NordicTrack makes the one-way clutch sound very mysterious. In reality it is a one-way needle bearing and is available from Amazon or locally from a good bearing shop. The internal diameter of the one-way needle bearing used in my machine (Challenger, similar to a 303) is 5/8 inch. The outer diameter is 7/8 inch. The width of the one-way needle bearing from end to end is 5/8 inch.
I originally had hopes of being able to install new one-way needle bearings, myself; but, they together with the bronze sleeve bearings on either side of the one-way needle bearing inside each drive roller are pressed into place. Pressing bearings is not a job for the average home tinkerer but requires a bearing press capable of exerting tons of pressure in a very precise manner. You can often have a local machine shop press the bearings in your machine's drive rollers. Or, you can send them away to Nordic Track Guy and have them rebuilt for about $33 with a one week turnaround. The core of the rollers really does not wear out, but new rollers are available on the Internet from $65 to $95, depending on the vendor. From what I can find, some models used an alternate size. Check to be certain you order the correct rollers, if you choose to replace.
One of my drive rollers suddenly began to hiccup. It seemed that the clutch did not always release immediately when I pulled my foot forward. Then I noticed a little mush in the response when I began to bring my foot back on the push stroke. Before you rebuild or replace your rollers, try this: Remove one side of your Ski Machine. See the second photo and check the exploded diagram in your manual. Four nuts and two screws, all plainly visible, need to be removed. Slide the washers and the roller off of the top side. The shaft and flywheel can be wiggled out of the other side without removing anything from that side. Remove the washers and the roller from that side, too. Flush the one-way needle bearing by squirting some penetrating oil, like Liquid Wrench, into the bearing. Work it both ways with your smallest finger. Push a facial tissue into the shaft hole in the roller and sop away the penetrating oil and any metallic dust it lifts. Do this several times. Let the rollers air dry. A little lubrication is good. People who comment on lubrication for one-way needle bearings use Tri-Flo (I am not familiar with it.) or they use a little ATF transmission fluid. You want enough to lubricate, but not so much that the bearings slip. (But, see the comments below where the oil impregnated bronze sleeve bearings are supposed to supply enough lubrication for the needle bearings.) Put the rollers back in place on the shaft. Check to be certain they grab on the rearward stroke and release on the forward stroke. Reassemble the machine. Do not forget the washers between the roller and the side board. My machine works again as it should. The day will likely come when this simple fix does not help, and I will need to rebuild or replace the rollers then. But, for now, my rollers have a new lease on life.
What follows is for your information. The first photo is of a portion of the back cover of the manual that came with my machine.

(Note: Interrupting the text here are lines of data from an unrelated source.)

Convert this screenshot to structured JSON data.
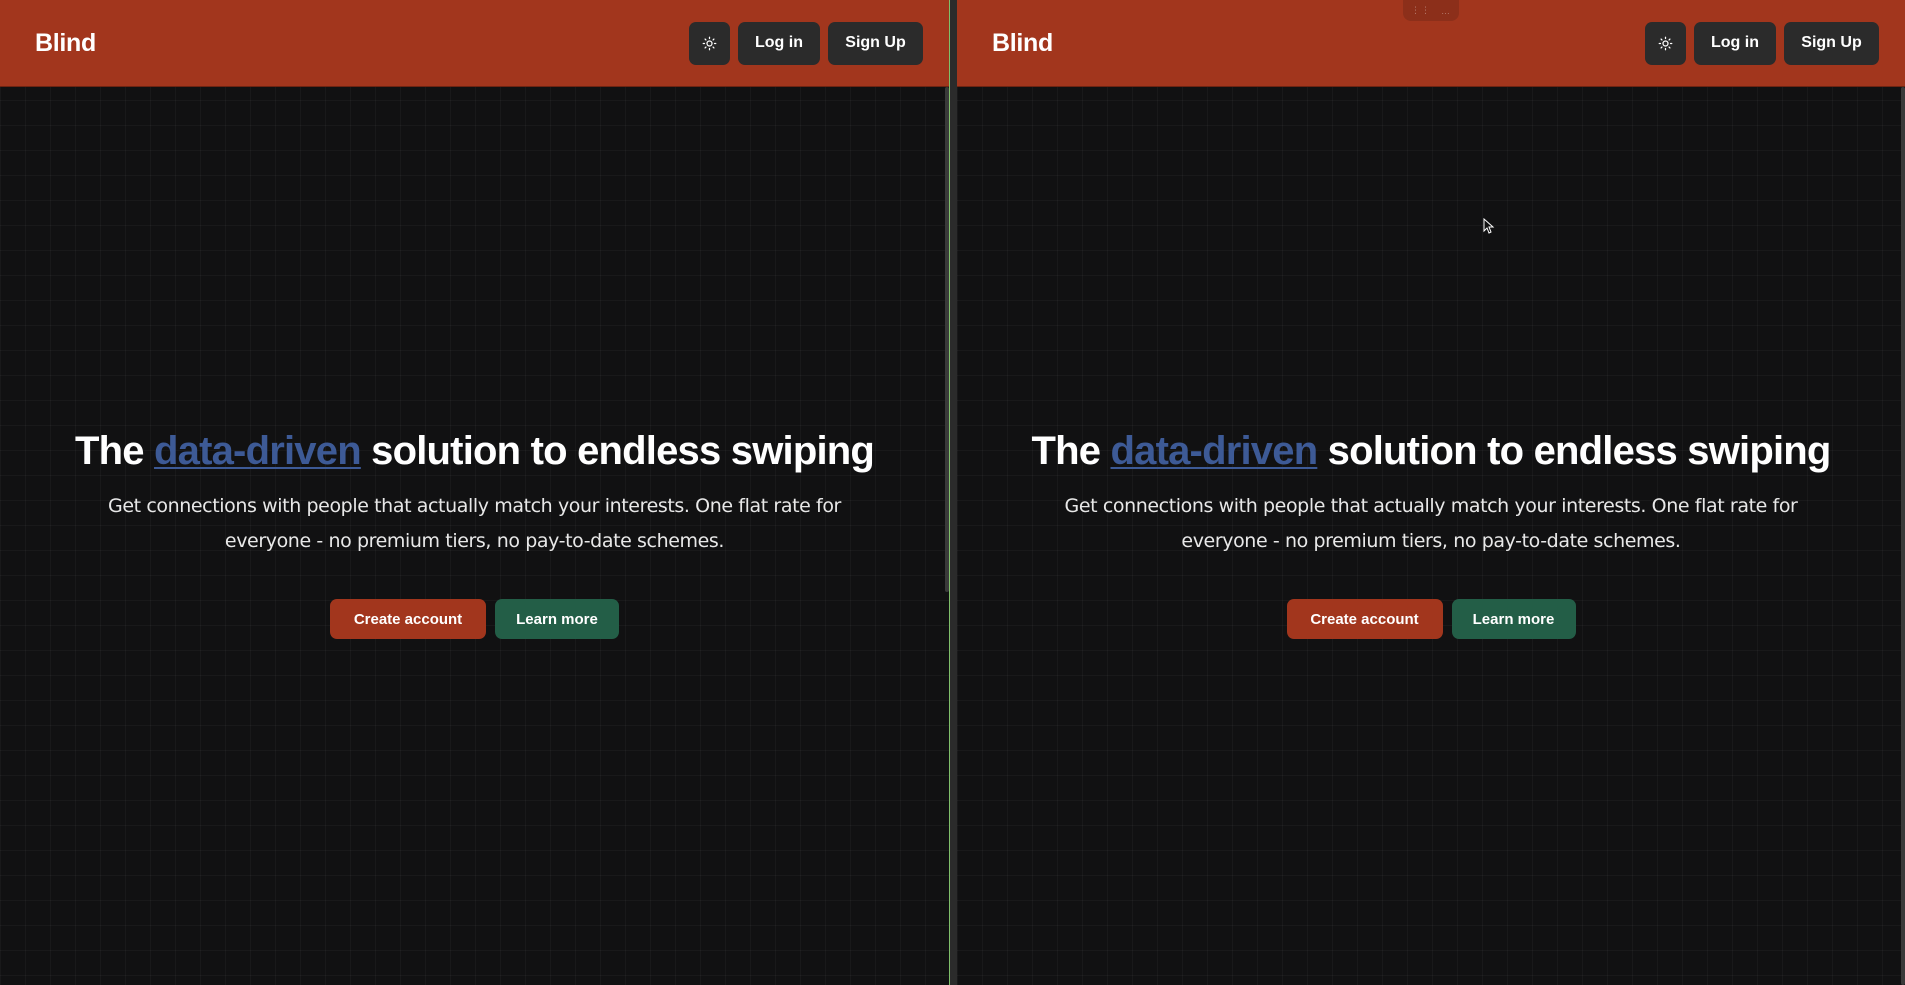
{
  "panes": [
    {
      "navbar": {
        "brand": "Blind",
        "theme_toggle_icon": "sun-icon",
        "login_label": "Log in",
        "signup_label": "Sign Up"
      },
      "hero": {
        "headline_prefix": "The",
        "headline_highlight": "data-driven",
        "headline_suffix": "solution to endless swiping",
        "subtitle": "Get connections with people that actually match your interests. One flat rate for everyone - no premium tiers, no pay-to-date schemes.",
        "primary_cta": "Create account",
        "secondary_cta": "Learn more"
      }
    },
    {
      "navbar": {
        "brand": "Blind",
        "theme_toggle_icon": "sun-icon",
        "login_label": "Log in",
        "signup_label": "Sign Up"
      },
      "hero": {
        "headline_prefix": "The",
        "headline_highlight": "data-driven",
        "headline_suffix": "solution to endless swiping",
        "subtitle": "Get connections with people that actually match your interests. One flat rate for everyone - no premium tiers, no pay-to-date schemes.",
        "primary_cta": "Create account",
        "secondary_cta": "Learn more"
      }
    }
  ],
  "colors": {
    "navbar_bg": "#a2361d",
    "page_bg": "#111112",
    "button_dark": "#2b2b2b",
    "highlight_text": "#3d5a96",
    "primary_cta_bg": "#a2361d",
    "secondary_cta_bg": "#235e47"
  }
}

It shows a cutaway image of the drive roller. The black printing is mine. Notice the three cylinders inside the drive roller. The outer two are bronze sleeve bearings. The center one looks like a roller bearing, but is a one-way needle bearing. A one-way needle bearing is essentially a roller bearing, but the rollers are able to move forward and backward a little in their cage. There is a wedge shape for the axle of each roller that causes the rollers to bind between the bearing cage and the shaft when the rotation is in one direction, but they are free in the other direction. Here is a description of how they work with graphics.
This link is for an Instructable about a number of modifications I made to our NordicTrack ski machine, including how it can be stored vertically in a closet. If you do not have a digital monitor for your skier, or need to replace one, here is an Instructable on how to make your own from a digital bicycle speedometer.
Check NordicParts for any parts you need, also Nordic Fitness Ski Machines. Danny at Nordic Fitness Ski Machines has some very nice new rollers for sale.